━━━━━ Exercise inputs ━━━━━

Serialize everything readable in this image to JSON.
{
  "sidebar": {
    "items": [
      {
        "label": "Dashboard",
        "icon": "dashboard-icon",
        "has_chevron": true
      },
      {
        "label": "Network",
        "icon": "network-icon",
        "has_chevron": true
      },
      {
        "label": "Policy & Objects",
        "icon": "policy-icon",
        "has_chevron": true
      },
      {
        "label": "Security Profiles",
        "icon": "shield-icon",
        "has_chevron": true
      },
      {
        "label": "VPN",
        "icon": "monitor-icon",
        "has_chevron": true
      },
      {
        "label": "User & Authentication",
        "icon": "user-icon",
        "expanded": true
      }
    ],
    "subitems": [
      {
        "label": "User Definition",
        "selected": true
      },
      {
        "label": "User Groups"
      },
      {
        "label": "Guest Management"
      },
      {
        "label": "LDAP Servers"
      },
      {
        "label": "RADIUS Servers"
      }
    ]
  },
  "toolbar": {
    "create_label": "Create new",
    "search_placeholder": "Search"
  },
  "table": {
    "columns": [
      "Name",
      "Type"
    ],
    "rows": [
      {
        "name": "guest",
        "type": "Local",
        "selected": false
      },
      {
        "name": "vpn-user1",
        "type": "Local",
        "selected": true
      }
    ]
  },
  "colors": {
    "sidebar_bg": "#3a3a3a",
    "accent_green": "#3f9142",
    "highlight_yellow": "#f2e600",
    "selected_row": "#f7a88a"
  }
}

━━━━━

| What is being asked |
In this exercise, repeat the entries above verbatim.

| Output of the exercise |
Serialize everything readable in this image to JSON.
{
  "sidebar": {
    "items": [
      {
        "label": "Dashboard",
        "icon": "dashboard-icon",
        "has_chevron": true
      },
      {
        "label": "Network",
        "icon": "network-icon",
        "has_chevron": true
      },
      {
        "label": "Policy & Objects",
        "icon": "policy-icon",
        "has_chevron": true
      },
      {
        "label": "Security Profiles",
        "icon": "shield-icon",
        "has_chevron": true
      },
      {
        "label": "VPN",
        "icon": "monitor-icon",
        "has_chevron": true
      },
      {
        "label": "User & Authentication",
        "icon": "user-icon",
        "expanded": true
      }
    ],
    "subitems": [
      {
        "label": "User Definition",
        "selected": true
      },
      {
        "label": "User Groups"
      },
      {
        "label": "Guest Management"
      },
      {
        "label": "LDAP Servers"
      },
      {
        "label": "RADIUS Servers"
      }
    ]
  },
  "toolbar": {
    "create_label": "Create new",
    "search_placeholder": "Search"
  },
  "table": {
    "columns": [
      "Name",
      "Type"
    ],
    "rows": [
      {
        "name": "guest",
        "type": "Local",
        "selected": false
      },
      {
        "name": "vpn-user1",
        "type": "Local",
        "selected": true
      }
    ]
  },
  "colors": {
    "sidebar_bg": "#3a3a3a",
    "accent_green": "#3f9142",
    "highlight_yellow": "#f2e600",
    "selected_row": "#f7a88a"
  }
}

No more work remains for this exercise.